Improved Demand Response Management and Better Resource Allocation...


AI, in the coming years, is expected to make a lot of progress in the solar and wind energy sector by updating manual processes into an automated one. AI with the help of other groundbreaking technologies like machine learning, advanced neural networks, and deep learning have shown their ability to make a big revolution in the utility and energy sectors. The increasing modal share of renewable energy sources have caused insufficiency in demand and supply of energy, and now, many companies are implementing AI with various other new technologies to allow utilities to manage the imbalance. AI, in the future, is expected to improve the efficiency of the renewable energy industry by changing traditional manual operations of the industry into automated processes. Also, the other transforming technologies such as IoT and big data are expected to contribute a lot to AI processes to help improve the process to overcome the energy insufficiency.

Google and DeepMind are using AI to predict the energy output of wind farms
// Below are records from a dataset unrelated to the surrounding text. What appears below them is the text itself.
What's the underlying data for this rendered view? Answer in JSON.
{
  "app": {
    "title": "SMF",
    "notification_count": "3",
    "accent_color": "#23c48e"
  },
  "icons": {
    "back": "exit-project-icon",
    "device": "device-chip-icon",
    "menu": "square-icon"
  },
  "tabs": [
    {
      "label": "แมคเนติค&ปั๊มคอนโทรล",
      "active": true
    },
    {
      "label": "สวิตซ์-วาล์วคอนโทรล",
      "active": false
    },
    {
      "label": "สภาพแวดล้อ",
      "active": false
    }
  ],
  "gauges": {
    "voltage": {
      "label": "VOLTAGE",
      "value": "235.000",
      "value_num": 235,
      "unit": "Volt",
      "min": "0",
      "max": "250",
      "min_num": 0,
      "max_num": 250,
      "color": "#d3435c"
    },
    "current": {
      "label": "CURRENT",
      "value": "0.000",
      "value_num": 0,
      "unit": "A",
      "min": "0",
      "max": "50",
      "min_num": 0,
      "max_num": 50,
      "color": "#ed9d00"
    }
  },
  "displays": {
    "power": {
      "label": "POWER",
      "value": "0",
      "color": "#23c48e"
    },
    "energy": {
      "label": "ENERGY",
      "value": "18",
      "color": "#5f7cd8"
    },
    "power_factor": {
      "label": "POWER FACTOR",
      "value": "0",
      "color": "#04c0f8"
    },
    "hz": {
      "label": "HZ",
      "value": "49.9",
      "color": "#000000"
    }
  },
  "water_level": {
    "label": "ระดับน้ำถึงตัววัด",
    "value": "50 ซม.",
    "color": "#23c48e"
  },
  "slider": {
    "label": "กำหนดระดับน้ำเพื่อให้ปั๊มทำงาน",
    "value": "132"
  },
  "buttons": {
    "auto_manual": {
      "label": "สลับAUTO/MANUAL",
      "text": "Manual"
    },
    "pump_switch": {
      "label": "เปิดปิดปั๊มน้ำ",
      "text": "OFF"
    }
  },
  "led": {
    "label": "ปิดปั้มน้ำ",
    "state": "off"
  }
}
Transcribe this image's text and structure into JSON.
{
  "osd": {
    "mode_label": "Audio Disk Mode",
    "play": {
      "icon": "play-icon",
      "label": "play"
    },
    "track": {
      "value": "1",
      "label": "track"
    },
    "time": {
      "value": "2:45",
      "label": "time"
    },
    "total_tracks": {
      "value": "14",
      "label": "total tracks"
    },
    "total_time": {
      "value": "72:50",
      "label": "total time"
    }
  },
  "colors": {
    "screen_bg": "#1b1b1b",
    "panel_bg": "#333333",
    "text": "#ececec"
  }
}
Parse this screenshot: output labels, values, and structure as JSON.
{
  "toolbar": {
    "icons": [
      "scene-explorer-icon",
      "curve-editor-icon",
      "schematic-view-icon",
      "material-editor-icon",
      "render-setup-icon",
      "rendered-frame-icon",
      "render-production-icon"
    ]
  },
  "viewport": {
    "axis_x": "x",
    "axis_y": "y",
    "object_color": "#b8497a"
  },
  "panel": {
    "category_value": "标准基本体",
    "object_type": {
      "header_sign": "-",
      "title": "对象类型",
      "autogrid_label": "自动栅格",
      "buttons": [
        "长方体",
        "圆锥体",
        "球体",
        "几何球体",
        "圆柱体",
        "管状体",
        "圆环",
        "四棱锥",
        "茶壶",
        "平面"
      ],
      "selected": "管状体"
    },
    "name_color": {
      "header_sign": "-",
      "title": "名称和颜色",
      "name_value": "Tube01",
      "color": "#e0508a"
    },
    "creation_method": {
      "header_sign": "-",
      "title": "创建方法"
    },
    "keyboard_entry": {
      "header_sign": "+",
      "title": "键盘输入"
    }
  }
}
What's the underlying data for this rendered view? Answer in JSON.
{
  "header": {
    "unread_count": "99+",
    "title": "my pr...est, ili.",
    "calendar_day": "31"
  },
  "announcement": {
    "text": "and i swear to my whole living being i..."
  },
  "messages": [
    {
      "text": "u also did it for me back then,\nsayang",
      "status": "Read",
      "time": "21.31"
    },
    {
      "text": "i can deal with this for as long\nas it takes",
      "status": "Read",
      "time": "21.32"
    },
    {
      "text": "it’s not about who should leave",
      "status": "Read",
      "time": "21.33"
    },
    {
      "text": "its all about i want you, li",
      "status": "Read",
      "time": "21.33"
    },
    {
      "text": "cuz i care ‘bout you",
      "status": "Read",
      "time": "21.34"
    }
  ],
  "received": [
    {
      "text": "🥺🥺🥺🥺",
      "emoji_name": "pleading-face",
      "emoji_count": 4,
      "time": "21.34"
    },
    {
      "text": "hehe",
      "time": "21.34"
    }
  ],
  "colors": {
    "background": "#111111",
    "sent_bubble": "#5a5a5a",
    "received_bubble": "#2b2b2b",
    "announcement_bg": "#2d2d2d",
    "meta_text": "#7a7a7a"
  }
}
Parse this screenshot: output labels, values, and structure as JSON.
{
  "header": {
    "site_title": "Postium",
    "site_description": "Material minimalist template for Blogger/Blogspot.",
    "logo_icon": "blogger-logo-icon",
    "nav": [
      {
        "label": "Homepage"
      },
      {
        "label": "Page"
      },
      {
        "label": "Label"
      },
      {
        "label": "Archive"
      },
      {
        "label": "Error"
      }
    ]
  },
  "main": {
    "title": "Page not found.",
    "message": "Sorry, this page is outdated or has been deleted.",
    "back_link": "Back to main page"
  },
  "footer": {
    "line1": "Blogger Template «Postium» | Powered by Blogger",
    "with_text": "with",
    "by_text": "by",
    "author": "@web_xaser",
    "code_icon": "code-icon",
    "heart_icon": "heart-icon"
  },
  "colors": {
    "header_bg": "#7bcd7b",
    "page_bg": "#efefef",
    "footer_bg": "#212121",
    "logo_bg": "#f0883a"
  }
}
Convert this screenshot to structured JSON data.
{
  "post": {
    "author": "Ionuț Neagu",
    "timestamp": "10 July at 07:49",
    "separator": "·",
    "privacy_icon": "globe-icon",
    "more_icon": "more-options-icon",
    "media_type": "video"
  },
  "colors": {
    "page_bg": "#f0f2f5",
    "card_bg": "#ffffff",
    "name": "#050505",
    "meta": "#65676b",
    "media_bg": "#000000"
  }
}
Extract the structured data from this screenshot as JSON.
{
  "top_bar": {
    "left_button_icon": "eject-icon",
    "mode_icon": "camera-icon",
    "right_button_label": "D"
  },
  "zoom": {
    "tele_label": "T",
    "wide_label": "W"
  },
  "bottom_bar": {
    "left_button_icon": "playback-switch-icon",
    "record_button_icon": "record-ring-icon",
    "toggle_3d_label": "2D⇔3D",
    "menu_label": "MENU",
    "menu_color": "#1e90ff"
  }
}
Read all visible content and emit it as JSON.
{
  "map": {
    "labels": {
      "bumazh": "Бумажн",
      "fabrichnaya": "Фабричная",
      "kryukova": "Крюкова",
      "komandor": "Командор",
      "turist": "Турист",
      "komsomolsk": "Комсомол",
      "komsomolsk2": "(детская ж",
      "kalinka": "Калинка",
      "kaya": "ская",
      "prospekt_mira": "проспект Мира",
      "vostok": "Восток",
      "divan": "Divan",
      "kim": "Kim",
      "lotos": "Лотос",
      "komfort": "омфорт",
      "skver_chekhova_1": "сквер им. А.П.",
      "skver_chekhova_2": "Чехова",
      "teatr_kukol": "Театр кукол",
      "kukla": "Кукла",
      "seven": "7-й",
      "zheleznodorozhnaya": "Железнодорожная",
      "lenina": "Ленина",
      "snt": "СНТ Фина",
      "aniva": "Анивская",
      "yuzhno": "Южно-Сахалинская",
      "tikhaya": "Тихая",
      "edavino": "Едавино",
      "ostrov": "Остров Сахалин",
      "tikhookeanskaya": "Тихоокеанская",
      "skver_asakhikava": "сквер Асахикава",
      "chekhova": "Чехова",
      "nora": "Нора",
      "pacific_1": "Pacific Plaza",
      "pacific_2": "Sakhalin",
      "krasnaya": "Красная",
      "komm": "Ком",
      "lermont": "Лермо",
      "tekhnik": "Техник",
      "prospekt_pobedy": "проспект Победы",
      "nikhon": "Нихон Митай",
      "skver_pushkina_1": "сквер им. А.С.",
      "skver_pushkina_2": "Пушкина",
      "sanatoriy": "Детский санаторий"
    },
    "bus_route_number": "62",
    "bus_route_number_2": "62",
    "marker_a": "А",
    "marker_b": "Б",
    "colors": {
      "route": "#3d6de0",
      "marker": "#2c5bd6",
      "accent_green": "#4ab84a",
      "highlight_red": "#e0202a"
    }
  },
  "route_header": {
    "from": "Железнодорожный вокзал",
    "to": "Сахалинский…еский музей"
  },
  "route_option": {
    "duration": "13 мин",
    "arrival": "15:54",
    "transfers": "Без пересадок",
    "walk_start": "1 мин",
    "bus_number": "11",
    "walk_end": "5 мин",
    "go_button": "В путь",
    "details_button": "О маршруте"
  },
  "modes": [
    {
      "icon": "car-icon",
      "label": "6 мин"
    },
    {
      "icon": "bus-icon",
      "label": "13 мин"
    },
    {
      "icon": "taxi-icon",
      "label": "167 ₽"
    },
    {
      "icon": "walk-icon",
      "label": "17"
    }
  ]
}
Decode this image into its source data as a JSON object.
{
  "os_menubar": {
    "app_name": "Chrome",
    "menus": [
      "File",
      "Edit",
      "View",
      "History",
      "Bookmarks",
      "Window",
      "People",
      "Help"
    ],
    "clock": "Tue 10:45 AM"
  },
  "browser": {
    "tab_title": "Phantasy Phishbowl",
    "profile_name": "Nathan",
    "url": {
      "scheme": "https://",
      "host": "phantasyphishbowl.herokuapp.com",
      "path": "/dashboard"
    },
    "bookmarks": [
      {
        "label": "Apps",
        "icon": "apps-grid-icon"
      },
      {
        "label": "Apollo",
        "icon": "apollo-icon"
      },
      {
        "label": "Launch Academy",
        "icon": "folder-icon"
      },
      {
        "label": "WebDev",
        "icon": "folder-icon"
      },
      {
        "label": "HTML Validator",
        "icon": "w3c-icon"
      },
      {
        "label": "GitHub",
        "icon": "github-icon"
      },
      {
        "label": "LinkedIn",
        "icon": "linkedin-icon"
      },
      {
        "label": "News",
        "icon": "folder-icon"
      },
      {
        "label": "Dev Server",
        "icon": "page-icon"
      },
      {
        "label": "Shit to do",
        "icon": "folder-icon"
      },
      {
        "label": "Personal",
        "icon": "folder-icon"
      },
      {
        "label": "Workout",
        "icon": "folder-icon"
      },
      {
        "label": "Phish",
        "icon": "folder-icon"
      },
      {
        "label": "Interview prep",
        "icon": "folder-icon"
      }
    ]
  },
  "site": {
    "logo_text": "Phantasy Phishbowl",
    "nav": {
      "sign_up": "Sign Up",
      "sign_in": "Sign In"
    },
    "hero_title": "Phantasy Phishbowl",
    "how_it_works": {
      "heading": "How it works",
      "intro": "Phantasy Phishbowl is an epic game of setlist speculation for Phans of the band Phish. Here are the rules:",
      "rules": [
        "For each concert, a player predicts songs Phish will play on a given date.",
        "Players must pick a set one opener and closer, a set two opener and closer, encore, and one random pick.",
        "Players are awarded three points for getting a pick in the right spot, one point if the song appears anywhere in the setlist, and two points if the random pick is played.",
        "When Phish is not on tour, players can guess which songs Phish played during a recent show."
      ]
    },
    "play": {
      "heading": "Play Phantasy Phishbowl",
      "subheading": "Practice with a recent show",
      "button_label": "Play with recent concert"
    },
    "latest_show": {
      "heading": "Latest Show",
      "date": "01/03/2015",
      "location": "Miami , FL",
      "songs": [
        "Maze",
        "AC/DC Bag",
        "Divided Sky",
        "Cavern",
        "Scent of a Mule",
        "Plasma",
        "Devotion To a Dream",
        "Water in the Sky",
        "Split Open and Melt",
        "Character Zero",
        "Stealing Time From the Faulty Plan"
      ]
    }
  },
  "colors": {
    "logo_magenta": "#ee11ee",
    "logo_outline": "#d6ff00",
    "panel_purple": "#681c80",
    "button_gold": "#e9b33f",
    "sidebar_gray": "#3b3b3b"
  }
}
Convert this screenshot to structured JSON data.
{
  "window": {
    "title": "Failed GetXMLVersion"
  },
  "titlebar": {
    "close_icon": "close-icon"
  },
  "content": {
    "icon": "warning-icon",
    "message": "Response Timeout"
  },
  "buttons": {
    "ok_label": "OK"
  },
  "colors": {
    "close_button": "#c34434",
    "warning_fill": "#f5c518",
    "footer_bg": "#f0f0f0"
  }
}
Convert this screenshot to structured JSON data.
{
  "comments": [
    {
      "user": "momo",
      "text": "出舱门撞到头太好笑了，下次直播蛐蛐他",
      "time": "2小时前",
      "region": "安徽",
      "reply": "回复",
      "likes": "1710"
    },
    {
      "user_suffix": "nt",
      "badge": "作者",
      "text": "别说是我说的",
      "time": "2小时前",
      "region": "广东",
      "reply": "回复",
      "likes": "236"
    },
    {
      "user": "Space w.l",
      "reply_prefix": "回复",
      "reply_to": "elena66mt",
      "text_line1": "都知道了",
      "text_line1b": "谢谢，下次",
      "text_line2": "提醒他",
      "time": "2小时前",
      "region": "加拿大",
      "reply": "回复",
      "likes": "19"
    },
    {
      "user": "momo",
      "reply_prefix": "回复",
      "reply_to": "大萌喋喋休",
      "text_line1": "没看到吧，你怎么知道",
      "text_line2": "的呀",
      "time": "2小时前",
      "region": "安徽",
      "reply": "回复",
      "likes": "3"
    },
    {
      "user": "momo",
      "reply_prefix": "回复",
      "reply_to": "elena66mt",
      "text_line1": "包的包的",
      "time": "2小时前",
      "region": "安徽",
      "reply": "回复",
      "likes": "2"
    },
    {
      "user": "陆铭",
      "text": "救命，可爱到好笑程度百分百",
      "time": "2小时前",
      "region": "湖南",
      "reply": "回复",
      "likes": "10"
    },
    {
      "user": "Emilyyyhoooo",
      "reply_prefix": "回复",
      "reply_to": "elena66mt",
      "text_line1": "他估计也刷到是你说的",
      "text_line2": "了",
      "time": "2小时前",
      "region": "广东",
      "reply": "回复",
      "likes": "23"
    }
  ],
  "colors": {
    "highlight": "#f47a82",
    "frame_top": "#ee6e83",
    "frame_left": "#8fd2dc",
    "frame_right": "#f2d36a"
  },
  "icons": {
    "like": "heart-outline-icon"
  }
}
Google announced today that it has made energy produced by wind farms more viable using the artificial intelligence software of its London-based subsidiary DeepMind. By using DeepMind's machine learning algorithms to predict the wind output from the farms Google uses for its green energy initiatives, the company says it can now schedule set deliveries of energy output, which are more valuable to the grid than standard, non-time-based deliveries. According to Google, this software has improved the "value" of the wind energy these farms are providing by 20 percent over a baseline where no such time-based predictions are being performed. We don't know exactly what that value is in monetary terms or in terms of energy output. We also don't know where exactly this is being deployed, although Google works with wind farms largely in the Midwest, where some of its US data centers are located.

Machine learning can boost the value of wind energy


Carbon-free technologies like renewable energy help combat climate change, but many of them have not reached their full potential. Consider wind power: over the past decade, wind farms have become an important source of carbon-free electricity as the cost of turbines has plummeted and adoption has surged. However, the variable nature of wind itself makes it an unpredictable energy source--less useful than one that can reliably deliver power at a set time. In search of a solution to this problem, last year, DeepMind and Google started applying machine learning algorithms to 700 megawatts of wind power capacity in the central United States. These wind farms--part of Google's global fleet of renewable energy projects--collectively generate as much electricity as is needed by a medium-sized city.

DeepMind and Google Train AI To Predict Energy Output Of Wind Farms


DeepMind claims it has trained an artificial intelligence system how to predict the energy output of Google wind farms in the U.S. The variable nature of wind makes it difficult to accurately predict how much energy a wind farm could produce in any given time period. But DeepMind says that its AI system-- a neural network trained on widely available weather forecasts and historical turbine data -- can predict wind power output 36 hours ahead of actual generation with a reasonable degree of accuracy. "Based on these predictions, our model recommends how to make optimal hourly delivery commitments to the power grid a full day in advance," a team of DeepMind researchers wrote in a blog post on Tuesday. "This is important because energy sources that can be scheduled (i.e. can deliver a set amount of electricity at a set time) are often more valuable to the grid." Google claims that DeepMind's AI system has boosted the "value" of its wind energy by roughly 20 per cent.